§ **PROBLEM REQUIREMENTS**:
Filter this material down to the lines that contain the string "girl", and return those lines.

§ **DATA FOR PROCESSING**:
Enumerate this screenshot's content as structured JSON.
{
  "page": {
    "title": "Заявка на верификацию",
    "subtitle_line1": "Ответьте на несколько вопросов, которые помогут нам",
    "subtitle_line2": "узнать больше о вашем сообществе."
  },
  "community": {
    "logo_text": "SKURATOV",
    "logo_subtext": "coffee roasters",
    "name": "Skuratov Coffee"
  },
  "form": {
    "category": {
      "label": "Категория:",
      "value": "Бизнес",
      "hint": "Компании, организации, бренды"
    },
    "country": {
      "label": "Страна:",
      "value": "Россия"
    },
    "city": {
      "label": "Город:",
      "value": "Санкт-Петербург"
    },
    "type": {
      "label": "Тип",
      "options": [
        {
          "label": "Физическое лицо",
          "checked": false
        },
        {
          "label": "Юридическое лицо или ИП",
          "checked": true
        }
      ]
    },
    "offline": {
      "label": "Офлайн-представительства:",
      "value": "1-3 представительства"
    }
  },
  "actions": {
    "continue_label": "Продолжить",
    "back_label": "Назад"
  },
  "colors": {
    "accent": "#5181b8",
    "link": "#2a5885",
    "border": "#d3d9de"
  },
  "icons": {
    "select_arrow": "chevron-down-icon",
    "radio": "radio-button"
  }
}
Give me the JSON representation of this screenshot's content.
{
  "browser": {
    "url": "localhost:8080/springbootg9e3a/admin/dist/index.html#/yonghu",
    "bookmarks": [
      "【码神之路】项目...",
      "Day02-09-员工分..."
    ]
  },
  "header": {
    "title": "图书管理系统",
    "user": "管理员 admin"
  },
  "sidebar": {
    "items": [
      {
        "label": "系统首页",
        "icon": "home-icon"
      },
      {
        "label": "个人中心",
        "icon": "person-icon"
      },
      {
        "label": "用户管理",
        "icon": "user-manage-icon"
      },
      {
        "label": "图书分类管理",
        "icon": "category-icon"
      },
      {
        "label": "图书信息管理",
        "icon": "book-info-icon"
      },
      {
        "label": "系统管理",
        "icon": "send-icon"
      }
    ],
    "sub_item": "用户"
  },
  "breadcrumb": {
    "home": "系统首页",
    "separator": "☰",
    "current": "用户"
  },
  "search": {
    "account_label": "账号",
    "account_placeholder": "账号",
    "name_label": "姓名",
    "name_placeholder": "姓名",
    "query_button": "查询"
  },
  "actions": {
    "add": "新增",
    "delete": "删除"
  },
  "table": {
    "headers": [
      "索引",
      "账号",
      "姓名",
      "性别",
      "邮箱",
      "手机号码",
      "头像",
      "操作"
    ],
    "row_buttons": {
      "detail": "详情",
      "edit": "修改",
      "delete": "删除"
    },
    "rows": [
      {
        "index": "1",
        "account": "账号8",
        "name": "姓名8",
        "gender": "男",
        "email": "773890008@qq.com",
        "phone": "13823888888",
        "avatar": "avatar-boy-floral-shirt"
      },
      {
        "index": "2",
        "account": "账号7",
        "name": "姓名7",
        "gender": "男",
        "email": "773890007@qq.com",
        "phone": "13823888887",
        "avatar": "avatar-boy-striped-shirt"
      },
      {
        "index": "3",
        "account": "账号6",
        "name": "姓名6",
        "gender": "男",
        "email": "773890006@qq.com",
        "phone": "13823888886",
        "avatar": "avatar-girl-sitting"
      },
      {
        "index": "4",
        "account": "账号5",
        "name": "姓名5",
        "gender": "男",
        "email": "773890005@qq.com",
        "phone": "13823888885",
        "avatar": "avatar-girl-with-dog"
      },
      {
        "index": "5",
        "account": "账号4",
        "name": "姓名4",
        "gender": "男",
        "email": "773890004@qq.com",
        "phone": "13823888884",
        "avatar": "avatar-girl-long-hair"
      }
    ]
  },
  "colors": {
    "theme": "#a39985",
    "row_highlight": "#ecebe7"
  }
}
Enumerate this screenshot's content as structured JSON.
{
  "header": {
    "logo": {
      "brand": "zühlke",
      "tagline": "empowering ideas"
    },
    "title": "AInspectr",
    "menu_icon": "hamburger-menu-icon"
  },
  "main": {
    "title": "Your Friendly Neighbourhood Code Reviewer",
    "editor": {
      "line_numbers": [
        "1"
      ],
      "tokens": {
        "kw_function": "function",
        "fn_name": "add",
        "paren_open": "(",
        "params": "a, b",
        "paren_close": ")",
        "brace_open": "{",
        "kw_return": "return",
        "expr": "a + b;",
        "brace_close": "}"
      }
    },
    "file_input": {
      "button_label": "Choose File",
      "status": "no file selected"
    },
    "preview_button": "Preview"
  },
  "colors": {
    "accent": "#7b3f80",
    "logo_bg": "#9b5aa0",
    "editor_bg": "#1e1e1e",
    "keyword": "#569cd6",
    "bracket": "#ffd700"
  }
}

§ **WRITTEN RESPONSE**:
        "avatar": "avatar-girl-sitting"
        "avatar": "avatar-girl-with-dog"
        "avatar": "avatar-girl-long-hair"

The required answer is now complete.